Alina Cohen’s list for Artsy goes all the way back to Pliny and right up to Jerry (but not Roberta). It’s mostly white males (there’s one 6th-century Chinese scholar), but three of the seven 20th-century critics are women. (Also, it must be said that three or four individuals on this list would not be considered by most people to be art critics as such.)
Zoé Emilie Henrot was terminated by the St. Paul Ballet board last month, after five years on the job, for reasons she says she still doesn’t fully understand. Within a couple of days, financial backers approached her about forming a new company – now called Ballet Co.Laboratory – and every one of the old company’s dancers joined. (Meanwhile, St. Paul Ballet is searching for a new artistic director and has formed a partnership with the gym next door.)

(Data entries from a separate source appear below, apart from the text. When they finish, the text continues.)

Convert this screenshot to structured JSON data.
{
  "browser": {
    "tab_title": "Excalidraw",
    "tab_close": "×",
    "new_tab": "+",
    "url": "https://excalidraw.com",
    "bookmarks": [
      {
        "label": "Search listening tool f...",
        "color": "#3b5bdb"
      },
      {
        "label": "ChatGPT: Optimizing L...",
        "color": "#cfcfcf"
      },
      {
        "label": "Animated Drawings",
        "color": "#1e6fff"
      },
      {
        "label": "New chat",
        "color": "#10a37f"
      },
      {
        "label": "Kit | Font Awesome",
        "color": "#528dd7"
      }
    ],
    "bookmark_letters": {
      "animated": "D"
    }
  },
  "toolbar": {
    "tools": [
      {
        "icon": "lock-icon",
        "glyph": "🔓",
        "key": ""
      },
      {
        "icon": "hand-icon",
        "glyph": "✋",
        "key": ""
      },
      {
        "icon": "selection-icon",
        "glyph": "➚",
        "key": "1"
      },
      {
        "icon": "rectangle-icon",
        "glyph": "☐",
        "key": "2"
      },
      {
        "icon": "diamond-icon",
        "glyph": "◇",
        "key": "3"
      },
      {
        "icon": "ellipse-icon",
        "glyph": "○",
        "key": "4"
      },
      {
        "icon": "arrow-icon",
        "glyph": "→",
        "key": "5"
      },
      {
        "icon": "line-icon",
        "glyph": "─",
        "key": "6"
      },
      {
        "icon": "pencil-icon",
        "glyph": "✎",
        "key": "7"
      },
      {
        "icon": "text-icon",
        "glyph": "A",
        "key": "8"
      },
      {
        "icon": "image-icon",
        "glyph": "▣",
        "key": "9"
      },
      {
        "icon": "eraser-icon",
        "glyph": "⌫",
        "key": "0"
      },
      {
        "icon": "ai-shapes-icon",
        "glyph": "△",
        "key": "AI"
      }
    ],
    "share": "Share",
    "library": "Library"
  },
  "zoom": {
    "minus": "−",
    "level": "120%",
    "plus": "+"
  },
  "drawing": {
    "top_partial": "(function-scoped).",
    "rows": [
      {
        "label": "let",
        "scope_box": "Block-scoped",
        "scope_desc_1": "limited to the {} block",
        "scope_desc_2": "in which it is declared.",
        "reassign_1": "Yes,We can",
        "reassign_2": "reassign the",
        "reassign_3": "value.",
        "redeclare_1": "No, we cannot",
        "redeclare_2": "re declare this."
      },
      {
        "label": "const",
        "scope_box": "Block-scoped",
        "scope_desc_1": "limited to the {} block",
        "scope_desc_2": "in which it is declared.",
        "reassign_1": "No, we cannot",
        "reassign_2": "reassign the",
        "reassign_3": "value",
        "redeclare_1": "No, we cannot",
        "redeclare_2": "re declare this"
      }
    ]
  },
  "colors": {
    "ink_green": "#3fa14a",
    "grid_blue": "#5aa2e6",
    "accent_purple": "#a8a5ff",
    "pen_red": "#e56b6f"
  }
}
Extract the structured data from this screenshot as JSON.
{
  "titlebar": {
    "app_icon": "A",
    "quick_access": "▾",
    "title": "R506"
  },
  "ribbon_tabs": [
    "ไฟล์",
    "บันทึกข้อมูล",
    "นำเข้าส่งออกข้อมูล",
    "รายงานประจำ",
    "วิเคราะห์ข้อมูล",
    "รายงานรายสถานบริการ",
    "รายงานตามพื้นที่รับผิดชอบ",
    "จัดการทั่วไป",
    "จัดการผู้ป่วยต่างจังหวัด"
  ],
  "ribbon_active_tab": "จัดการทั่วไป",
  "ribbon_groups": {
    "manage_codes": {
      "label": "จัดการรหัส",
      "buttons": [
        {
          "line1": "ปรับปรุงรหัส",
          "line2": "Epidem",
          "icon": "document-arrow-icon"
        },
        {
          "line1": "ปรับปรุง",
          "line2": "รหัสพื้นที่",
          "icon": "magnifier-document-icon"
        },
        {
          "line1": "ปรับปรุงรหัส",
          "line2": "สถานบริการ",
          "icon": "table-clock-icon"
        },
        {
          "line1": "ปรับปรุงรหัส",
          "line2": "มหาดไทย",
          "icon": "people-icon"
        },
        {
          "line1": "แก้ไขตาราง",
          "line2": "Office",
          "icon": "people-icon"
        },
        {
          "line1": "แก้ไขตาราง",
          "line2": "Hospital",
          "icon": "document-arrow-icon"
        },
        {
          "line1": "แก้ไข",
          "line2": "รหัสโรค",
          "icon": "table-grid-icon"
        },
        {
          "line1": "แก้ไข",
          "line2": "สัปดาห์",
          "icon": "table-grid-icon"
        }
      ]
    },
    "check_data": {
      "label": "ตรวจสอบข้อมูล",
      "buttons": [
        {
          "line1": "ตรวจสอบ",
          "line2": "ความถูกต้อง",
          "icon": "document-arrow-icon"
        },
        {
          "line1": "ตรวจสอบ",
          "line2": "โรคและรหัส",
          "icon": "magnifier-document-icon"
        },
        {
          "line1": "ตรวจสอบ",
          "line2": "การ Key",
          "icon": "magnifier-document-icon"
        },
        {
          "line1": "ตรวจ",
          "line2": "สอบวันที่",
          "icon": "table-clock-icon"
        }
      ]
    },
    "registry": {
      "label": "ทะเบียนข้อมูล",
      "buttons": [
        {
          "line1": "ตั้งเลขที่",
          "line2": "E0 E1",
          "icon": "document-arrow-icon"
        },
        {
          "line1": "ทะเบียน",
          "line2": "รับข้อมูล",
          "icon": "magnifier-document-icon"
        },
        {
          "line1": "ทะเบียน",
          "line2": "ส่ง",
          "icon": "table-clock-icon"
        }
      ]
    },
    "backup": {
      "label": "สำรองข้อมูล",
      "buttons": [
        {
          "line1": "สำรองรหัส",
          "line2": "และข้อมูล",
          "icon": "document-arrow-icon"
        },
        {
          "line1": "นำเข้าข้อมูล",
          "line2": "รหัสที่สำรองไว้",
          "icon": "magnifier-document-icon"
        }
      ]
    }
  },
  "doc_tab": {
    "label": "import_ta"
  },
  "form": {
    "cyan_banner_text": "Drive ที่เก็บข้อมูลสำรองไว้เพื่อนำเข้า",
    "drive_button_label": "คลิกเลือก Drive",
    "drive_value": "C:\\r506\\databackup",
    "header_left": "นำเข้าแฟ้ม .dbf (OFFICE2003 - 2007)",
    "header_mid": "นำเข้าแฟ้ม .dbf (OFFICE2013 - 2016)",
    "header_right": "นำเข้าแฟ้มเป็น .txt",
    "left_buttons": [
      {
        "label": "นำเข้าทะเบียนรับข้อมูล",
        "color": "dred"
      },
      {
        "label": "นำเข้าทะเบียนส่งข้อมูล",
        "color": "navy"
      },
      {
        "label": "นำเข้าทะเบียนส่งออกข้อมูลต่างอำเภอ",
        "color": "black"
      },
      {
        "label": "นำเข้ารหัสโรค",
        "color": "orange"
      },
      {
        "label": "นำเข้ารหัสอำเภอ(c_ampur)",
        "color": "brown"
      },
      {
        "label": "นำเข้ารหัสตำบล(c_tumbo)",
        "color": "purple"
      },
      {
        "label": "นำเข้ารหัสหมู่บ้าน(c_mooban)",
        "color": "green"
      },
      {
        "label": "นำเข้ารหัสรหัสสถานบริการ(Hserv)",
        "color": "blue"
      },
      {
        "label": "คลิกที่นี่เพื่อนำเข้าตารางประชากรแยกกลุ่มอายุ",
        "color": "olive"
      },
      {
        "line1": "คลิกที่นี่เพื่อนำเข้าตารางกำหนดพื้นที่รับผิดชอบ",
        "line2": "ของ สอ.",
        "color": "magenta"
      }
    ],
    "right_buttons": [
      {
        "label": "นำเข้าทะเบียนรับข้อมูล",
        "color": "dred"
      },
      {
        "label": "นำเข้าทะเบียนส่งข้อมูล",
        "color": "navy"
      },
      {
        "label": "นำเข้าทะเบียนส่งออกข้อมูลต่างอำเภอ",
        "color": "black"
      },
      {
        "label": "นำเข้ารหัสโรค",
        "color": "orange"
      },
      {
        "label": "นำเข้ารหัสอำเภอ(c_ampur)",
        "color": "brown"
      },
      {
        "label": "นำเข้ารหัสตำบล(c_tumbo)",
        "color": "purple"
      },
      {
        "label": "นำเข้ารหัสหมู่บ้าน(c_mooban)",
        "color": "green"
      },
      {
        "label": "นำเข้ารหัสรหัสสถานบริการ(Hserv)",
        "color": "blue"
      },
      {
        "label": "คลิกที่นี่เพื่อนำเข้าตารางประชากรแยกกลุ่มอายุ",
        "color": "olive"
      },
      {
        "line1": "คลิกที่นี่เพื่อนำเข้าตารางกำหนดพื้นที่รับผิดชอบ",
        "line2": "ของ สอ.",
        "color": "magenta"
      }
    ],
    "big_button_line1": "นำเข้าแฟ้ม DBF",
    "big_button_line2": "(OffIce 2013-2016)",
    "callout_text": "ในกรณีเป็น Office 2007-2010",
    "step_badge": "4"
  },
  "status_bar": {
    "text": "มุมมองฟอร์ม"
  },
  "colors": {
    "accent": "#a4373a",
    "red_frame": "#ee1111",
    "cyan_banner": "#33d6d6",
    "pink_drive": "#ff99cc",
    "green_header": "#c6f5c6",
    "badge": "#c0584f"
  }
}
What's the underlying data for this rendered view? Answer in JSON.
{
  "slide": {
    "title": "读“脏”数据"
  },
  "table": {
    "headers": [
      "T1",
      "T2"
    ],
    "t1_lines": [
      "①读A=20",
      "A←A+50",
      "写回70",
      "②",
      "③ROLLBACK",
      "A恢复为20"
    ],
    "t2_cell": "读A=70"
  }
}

A new study by Bankrate.com of the most and least lucrative undergraduate fields of study found that theater, performing and visual arts, composition and speech, library science, and “miscellaneous fine arts” (rock bottom) were the ten “least valuable” majors. Worse, majors in “miscellaneous fine arts” have a substantially higher unemployment rate than high-school dropouts.
The conceit of Mac’s Gary: A Sequel to Titus Andronicus is that the Roman civil war is over, madmen have taken power in the failing empire, and two servants — played by Andrea Martin and Nathan Lane — have the job of cleaning up all the dead bodies. Five-time Tony winner George C. Wolfe will direct, with set design by four-time Tony laureate Santo Loquasto.
“When I started touring universities, my first impression was not Wow, these softies can’t take a joke! It was Oh dear God, they are so young! … Some of them are only 17. A lot of them are virgins. For many of my student audience members, it’s the first time they’ve seen comedy in person. It is actually kind of scary for them: What is this strange adult woman going to do? Is she going to point me out and embarrass me in front of my hallmates?“
“‘Dmitry’, from the town of Mamonovo in the Kaliningrad region, says that the painting, titled A Young Girl in Furs, was authenticated by the Stockholm art valuation firm Atelje Catellani. … Before its removal, four days after it was posted on [the auction site] Avito, the advert read: ‘Attention: I am selling the original Leonardo da Vinci painting ‘A Girl in Furs’. Location: Germany … estimated value €280m … asking price €72m.'”